**BRIEF**
State only the number of lines below where the word "nums" is found.

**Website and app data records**

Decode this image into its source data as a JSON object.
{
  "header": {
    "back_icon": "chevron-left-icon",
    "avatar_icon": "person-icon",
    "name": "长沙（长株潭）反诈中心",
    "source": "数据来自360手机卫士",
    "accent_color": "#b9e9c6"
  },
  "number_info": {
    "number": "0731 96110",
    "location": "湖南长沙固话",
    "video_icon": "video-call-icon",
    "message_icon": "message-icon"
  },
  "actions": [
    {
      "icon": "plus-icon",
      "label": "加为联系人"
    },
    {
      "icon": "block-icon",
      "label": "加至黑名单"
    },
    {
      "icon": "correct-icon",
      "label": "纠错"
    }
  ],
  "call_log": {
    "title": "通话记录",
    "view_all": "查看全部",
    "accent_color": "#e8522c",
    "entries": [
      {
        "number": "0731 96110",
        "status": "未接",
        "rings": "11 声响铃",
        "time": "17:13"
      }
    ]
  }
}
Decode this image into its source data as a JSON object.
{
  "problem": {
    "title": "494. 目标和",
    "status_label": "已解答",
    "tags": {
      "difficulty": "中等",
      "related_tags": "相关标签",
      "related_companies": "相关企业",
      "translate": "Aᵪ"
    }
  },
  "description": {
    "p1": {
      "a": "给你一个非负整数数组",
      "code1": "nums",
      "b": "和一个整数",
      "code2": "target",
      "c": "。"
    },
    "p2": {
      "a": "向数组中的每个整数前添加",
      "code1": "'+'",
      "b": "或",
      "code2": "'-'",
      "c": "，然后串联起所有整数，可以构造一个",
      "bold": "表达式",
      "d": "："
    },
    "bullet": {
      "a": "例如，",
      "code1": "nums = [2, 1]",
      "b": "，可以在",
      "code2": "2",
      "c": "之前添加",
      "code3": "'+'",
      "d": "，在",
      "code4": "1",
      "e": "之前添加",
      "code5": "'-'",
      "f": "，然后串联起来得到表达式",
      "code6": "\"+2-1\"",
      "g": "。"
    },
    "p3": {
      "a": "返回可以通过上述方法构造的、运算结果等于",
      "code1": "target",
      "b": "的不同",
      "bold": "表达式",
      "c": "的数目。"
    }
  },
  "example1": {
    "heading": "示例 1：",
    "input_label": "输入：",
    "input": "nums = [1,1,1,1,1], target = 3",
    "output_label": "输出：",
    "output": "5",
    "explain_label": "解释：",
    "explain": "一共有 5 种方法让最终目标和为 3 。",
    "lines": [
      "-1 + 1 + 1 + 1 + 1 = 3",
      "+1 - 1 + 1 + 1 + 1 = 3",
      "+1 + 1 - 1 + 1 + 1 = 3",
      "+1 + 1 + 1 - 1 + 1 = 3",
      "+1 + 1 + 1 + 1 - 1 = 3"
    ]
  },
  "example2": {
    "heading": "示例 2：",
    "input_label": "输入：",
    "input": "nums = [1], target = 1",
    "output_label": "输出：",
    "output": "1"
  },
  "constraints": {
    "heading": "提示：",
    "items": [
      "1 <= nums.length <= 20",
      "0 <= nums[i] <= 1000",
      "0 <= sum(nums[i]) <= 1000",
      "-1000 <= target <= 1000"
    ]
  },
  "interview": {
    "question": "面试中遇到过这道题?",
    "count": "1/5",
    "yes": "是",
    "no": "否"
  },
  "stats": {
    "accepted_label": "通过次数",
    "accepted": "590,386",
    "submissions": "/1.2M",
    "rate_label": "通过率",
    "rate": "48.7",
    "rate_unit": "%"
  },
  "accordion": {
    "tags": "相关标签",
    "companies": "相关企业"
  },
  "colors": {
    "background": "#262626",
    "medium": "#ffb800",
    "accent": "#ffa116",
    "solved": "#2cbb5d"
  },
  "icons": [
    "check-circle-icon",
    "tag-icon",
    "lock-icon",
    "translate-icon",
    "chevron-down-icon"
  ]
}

**SOLUTION**
7